- [The problem] Keep only the lines that hold the string "true", filtering out the rest of the entries below.

- [Given records]
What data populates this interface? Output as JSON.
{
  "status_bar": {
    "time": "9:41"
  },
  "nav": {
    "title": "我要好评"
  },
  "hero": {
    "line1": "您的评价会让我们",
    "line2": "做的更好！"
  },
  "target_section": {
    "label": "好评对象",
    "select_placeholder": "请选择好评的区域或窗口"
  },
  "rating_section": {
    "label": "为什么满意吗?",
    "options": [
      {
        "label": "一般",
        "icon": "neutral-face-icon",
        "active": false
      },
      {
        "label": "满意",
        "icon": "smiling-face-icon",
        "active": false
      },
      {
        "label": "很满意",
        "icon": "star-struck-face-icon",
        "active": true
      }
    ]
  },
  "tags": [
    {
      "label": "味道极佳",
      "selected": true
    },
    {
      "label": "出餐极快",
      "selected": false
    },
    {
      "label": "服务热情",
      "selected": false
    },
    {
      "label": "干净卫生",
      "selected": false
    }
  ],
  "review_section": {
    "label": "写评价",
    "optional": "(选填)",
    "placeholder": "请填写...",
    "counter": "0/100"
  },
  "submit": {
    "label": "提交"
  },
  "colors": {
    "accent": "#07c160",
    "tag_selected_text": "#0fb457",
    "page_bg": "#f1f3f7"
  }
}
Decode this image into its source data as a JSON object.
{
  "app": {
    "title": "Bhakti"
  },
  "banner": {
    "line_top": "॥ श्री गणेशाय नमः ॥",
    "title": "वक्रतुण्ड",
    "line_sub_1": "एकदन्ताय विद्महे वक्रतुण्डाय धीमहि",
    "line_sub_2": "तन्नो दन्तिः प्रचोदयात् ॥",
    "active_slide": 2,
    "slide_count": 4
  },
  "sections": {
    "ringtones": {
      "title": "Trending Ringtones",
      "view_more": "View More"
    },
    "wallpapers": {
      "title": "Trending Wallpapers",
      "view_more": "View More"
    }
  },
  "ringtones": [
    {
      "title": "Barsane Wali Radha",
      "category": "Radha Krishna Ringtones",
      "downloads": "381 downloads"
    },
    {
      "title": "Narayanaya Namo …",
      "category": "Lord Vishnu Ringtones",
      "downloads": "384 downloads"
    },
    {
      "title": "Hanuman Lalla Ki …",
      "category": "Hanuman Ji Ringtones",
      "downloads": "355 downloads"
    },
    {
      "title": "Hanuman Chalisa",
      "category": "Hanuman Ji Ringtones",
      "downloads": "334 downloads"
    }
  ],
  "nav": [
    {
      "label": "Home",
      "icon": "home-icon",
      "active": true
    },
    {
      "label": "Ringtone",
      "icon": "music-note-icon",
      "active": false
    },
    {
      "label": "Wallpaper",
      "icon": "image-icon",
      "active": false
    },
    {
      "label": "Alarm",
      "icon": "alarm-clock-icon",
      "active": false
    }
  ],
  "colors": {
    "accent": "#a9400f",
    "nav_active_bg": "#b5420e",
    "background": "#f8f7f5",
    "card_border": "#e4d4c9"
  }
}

- [Answer space]
        "active": true
      "selected": true
      "active": true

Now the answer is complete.